--- TASK DESCRIPTION ---
When you copy the entries, match them exactly and omit the pictures.

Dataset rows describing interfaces
* * * *

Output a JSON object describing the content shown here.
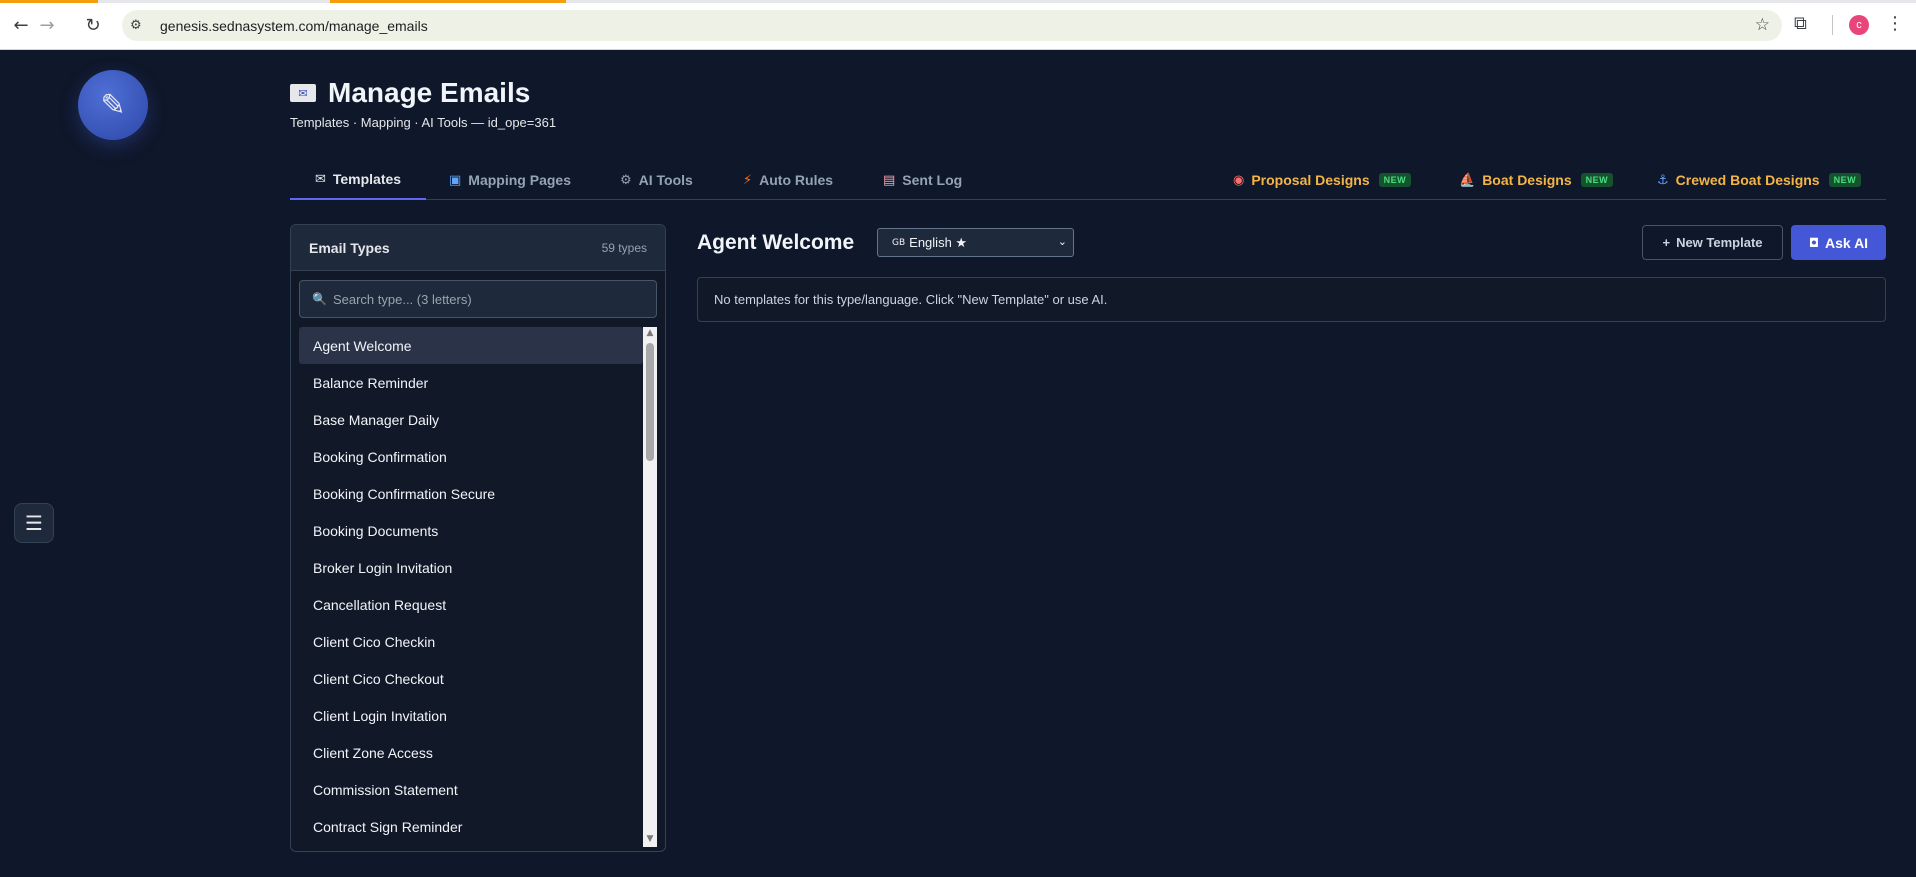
{
  "browser": {
    "url": "genesis.sednasystem.com/manage_emails",
    "back_icon": "←",
    "forward_icon": "→",
    "reload_icon": "↻",
    "site_info_icon": "⚙",
    "star_icon": "☆",
    "extensions_icon": "⧉",
    "profile_initial": "c",
    "menu_icon": "⋮"
  },
  "app": {
    "logo_icon": "✎",
    "hamburger_icon": "☰"
  },
  "header": {
    "title_icon": "✉",
    "title": "Manage Emails",
    "subtitle": "Templates · Mapping · AI Tools — id_ope=361"
  },
  "tabs": [
    {
      "icon": "✉",
      "label": "Templates"
    },
    {
      "icon": "▣",
      "label": "Mapping Pages"
    },
    {
      "icon": "⚙",
      "label": "AI Tools"
    },
    {
      "icon": "⚡",
      "label": "Auto Rules"
    },
    {
      "icon": "▤",
      "label": "Sent Log"
    },
    {
      "icon": "◉",
      "label": "Proposal Designs",
      "badge": "NEW"
    },
    {
      "icon": "⛵",
      "label": "Boat Designs",
      "badge": "NEW"
    },
    {
      "icon": "⚓",
      "label": "Crewed Boat Designs",
      "badge": "NEW"
    }
  ],
  "panel": {
    "title": "Email Types",
    "count": "59 types",
    "search_icon": "🔍",
    "search_placeholder": "Search type... (3 letters)",
    "items": [
      "Agent Welcome",
      "Balance Reminder",
      "Base Manager Daily",
      "Booking Confirmation",
      "Booking Confirmation Secure",
      "Booking Documents",
      "Broker Login Invitation",
      "Cancellation Request",
      "Client Cico Checkin",
      "Client Cico Checkout",
      "Client Login Invitation",
      "Client Zone Access",
      "Commission Statement",
      "Contract Sign Reminder"
    ],
    "selected": "Agent Welcome"
  },
  "main": {
    "title": "Agent Welcome",
    "language_flag": "GB",
    "language_value": "English ★",
    "new_template_label": "New Template",
    "new_template_icon": "+",
    "ask_ai_label": "Ask AI",
    "ask_ai_icon": "◘",
    "empty_message": "No templates for this type/language. Click \"New Template\" or use AI."
  }
}
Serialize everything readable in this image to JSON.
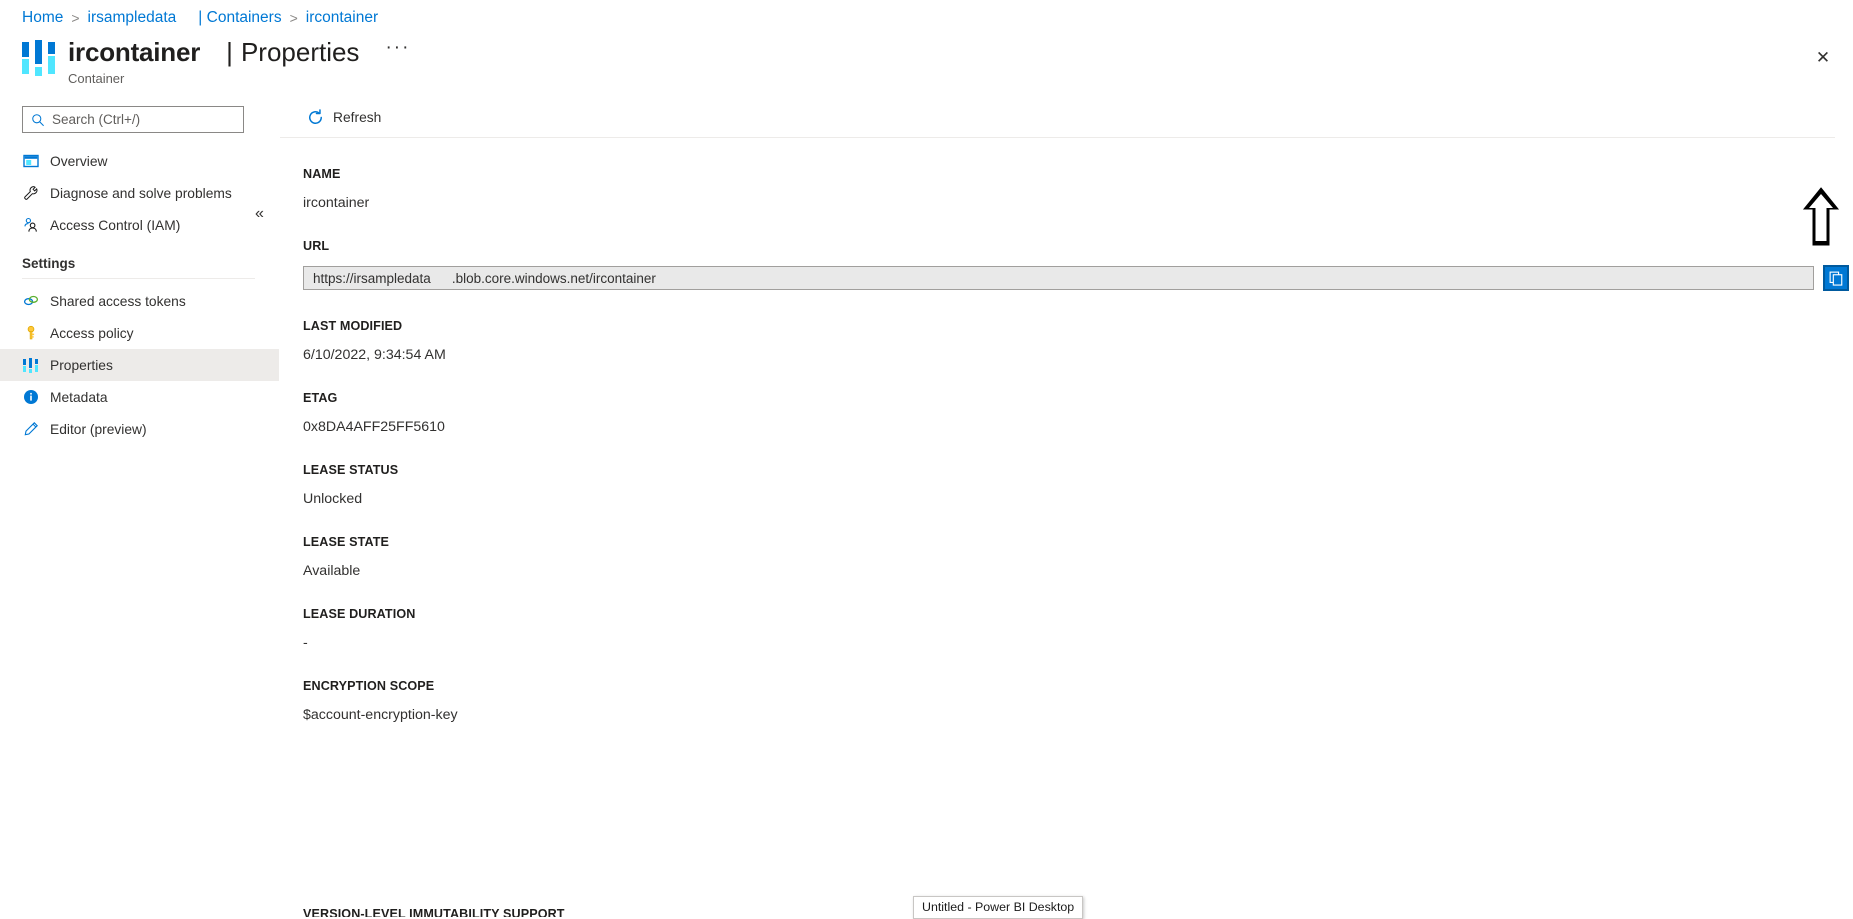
{
  "breadcrumb": {
    "items": [
      {
        "label": "Home"
      },
      {
        "label": "irsampledata"
      },
      {
        "label": "| Containers"
      },
      {
        "label": "ircontainer"
      }
    ],
    "separator": ">"
  },
  "header": {
    "icon": "container-properties-icon",
    "name": "ircontainer",
    "divider": "|",
    "section": "Properties",
    "ellipsis": "···",
    "subtitle": "Container",
    "close_label": "✕"
  },
  "sidebar": {
    "search": {
      "placeholder": "Search (Ctrl+/)",
      "value": "",
      "icon": "search-icon"
    },
    "collapse_label": "«",
    "items": [
      {
        "label": "Overview",
        "icon": "overview-icon",
        "selected": false
      },
      {
        "label": "Diagnose and solve problems",
        "icon": "wrench-icon",
        "selected": false
      },
      {
        "label": "Access Control (IAM)",
        "icon": "people-icon",
        "selected": false
      }
    ],
    "group": {
      "title": "Settings",
      "items": [
        {
          "label": "Shared access tokens",
          "icon": "link-rings-icon",
          "selected": false
        },
        {
          "label": "Access policy",
          "icon": "key-icon",
          "selected": false
        },
        {
          "label": "Properties",
          "icon": "properties-bars-icon",
          "selected": true
        },
        {
          "label": "Metadata",
          "icon": "info-icon",
          "selected": false
        },
        {
          "label": "Editor (preview)",
          "icon": "pencil-icon",
          "selected": false
        }
      ]
    }
  },
  "command_bar": {
    "refresh_label": "Refresh",
    "refresh_icon": "refresh-icon"
  },
  "properties": {
    "name": {
      "label": "NAME",
      "value": "ircontainer"
    },
    "url": {
      "label": "URL",
      "value_prefix": "https://irsampledata",
      "value_suffix": ".blob.core.windows.net/ircontainer",
      "copy_icon": "copy-icon",
      "copy_title": "Copy to clipboard"
    },
    "last_modified": {
      "label": "LAST MODIFIED",
      "value": "6/10/2022, 9:34:54 AM"
    },
    "etag": {
      "label": "ETAG",
      "value": "0x8DA4AFF25FF5610"
    },
    "lease_status": {
      "label": "LEASE STATUS",
      "value": "Unlocked"
    },
    "lease_state": {
      "label": "LEASE STATE",
      "value": "Available"
    },
    "lease_duration": {
      "label": "LEASE DURATION",
      "value": "-"
    },
    "encryption_scope": {
      "label": "ENCRYPTION SCOPE",
      "value": "$account-encryption-key"
    },
    "version_immutability": {
      "label": "VERSION-LEVEL IMMUTABILITY SUPPORT"
    }
  },
  "annotation": {
    "arrow": "up-arrow-annotation"
  },
  "taskbar": {
    "tooltip": "Untitled - Power BI Desktop"
  },
  "colors": {
    "link": "#0078d4",
    "accent": "#0078d4",
    "accent_light": "#50e6ff",
    "selected_bg": "#edebe9",
    "field_bg": "#e9e9e9",
    "text": "#323130"
  }
}
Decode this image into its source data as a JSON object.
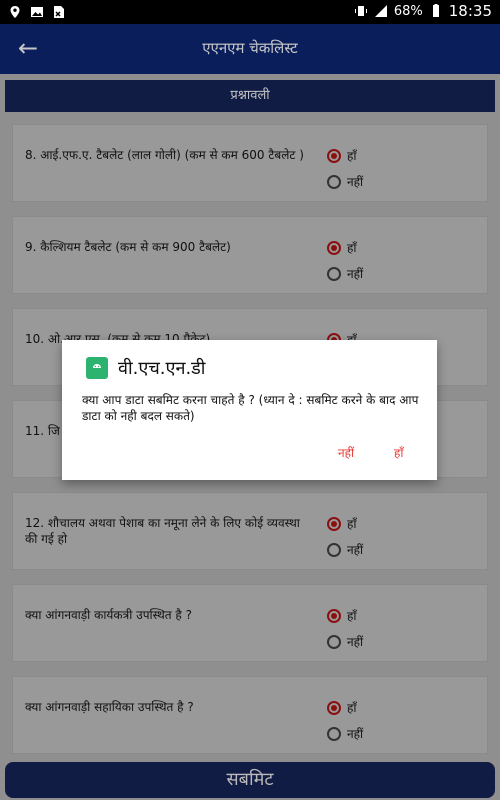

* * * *

--- OUTPUT OF THE TASK ---
Output a JSON object describing the content shown here.
{
  "browser": {
    "url": "genesis.sednasystem.com/manage_emails",
    "back_icon": "←",
    "forward_icon": "→",
    "reload_icon": "↻",
    "site_info_icon": "⚙",
    "star_icon": "☆",
    "extensions_icon": "⧉",
    "profile_initial": "c",
    "menu_icon": "⋮"
  },
  "app": {
    "logo_icon": "✎",
    "hamburger_icon": "☰"
  },
  "header": {
    "title_icon": "✉",
    "title": "Manage Emails",
    "subtitle": "Templates · Mapping · AI Tools — id_ope=361"
  },
  "tabs": [
    {
      "icon": "✉",
      "label": "Templates"
    },
    {
      "icon": "▣",
      "label": "Mapping Pages"
    },
    {
      "icon": "⚙",
      "label": "AI Tools"
    },
    {
      "icon": "⚡",
      "label": "Auto Rules"
    },
    {
      "icon": "▤",
      "label": "Sent Log"
    },
    {
      "icon": "◉",
      "label": "Proposal Designs",
      "badge": "NEW"
    },
    {
      "icon": "⛵",
      "label": "Boat Designs",
      "badge": "NEW"
    },
    {
      "icon": "⚓",
      "label": "Crewed Boat Designs",
      "badge": "NEW"
    }
  ],
  "panel": {
    "title": "Email Types",
    "count": "59 types",
    "search_icon": "🔍",
    "search_placeholder": "Search type... (3 letters)",
    "items": [
      "Agent Welcome",
      "Balance Reminder",
      "Base Manager Daily",
      "Booking Confirmation",
      "Booking Confirmation Secure",
      "Booking Documents",
      "Broker Login Invitation",
      "Cancellation Request",
      "Client Cico Checkin",
      "Client Cico Checkout",
      "Client Login Invitation",
      "Client Zone Access",
      "Commission Statement",
      "Contract Sign Reminder"
    ],
    "selected": "Agent Welcome"
  },
  "main": {
    "title": "Agent Welcome",
    "language_flag": "GB",
    "language_value": "English ★",
    "new_template_label": "New Template",
    "new_template_icon": "+",
    "ask_ai_label": "Ask AI",
    "ask_ai_icon": "◘",
    "empty_message": "No templates for this type/language. Click \"New Template\" or use AI."
  }
}
Serialize everything readable in this image to JSON.
{
  "breadcrumb": {
    "items": [
      {
        "label": "Home"
      },
      {
        "label": "irsampledata"
      },
      {
        "label": "| Containers"
      },
      {
        "label": "ircontainer"
      }
    ],
    "separator": ">"
  },
  "header": {
    "icon": "container-properties-icon",
    "name": "ircontainer",
    "divider": "|",
    "section": "Properties",
    "ellipsis": "···",
    "subtitle": "Container",
    "close_label": "✕"
  },
  "sidebar": {
    "search": {
      "placeholder": "Search (Ctrl+/)",
      "value": "",
      "icon": "search-icon"
    },
    "collapse_label": "«",
    "items": [
      {
        "label": "Overview",
        "icon": "overview-icon",
        "selected": false
      },
      {
        "label": "Diagnose and solve problems",
        "icon": "wrench-icon",
        "selected": false
      },
      {
        "label": "Access Control (IAM)",
        "icon": "people-icon",
        "selected": false
      }
    ],
    "group": {
      "title": "Settings",
      "items": [
        {
          "label": "Shared access tokens",
          "icon": "link-rings-icon",
          "selected": false
        },
        {
          "label": "Access policy",
          "icon": "key-icon",
          "selected": false
        },
        {
          "label": "Properties",
          "icon": "properties-bars-icon",
          "selected": true
        },
        {
          "label": "Metadata",
          "icon": "info-icon",
          "selected": false
        },
        {
          "label": "Editor (preview)",
          "icon": "pencil-icon",
          "selected": false
        }
      ]
    }
  },
  "command_bar": {
    "refresh_label": "Refresh",
    "refresh_icon": "refresh-icon"
  },
  "properties": {
    "name": {
      "label": "NAME",
      "value": "ircontainer"
    },
    "url": {
      "label": "URL",
      "value_prefix": "https://irsampledata",
      "value_suffix": ".blob.core.windows.net/ircontainer",
      "copy_icon": "copy-icon",
      "copy_title": "Copy to clipboard"
    },
    "last_modified": {
      "label": "LAST MODIFIED",
      "value": "6/10/2022, 9:34:54 AM"
    },
    "etag": {
      "label": "ETAG",
      "value": "0x8DA4AFF25FF5610"
    },
    "lease_status": {
      "label": "LEASE STATUS",
      "value": "Unlocked"
    },
    "lease_state": {
      "label": "LEASE STATE",
      "value": "Available"
    },
    "lease_duration": {
      "label": "LEASE DURATION",
      "value": "-"
    },
    "encryption_scope": {
      "label": "ENCRYPTION SCOPE",
      "value": "$account-encryption-key"
    },
    "version_immutability": {
      "label": "VERSION-LEVEL IMMUTABILITY SUPPORT"
    }
  },
  "annotation": {
    "arrow": "up-arrow-annotation"
  },
  "taskbar": {
    "tooltip": "Untitled - Power BI Desktop"
  },
  "colors": {
    "link": "#0078d4",
    "accent": "#0078d4",
    "accent_light": "#50e6ff",
    "selected_bg": "#edebe9",
    "field_bg": "#e9e9e9",
    "text": "#323130"
  }
}
Decode this image into its source data as a JSON object.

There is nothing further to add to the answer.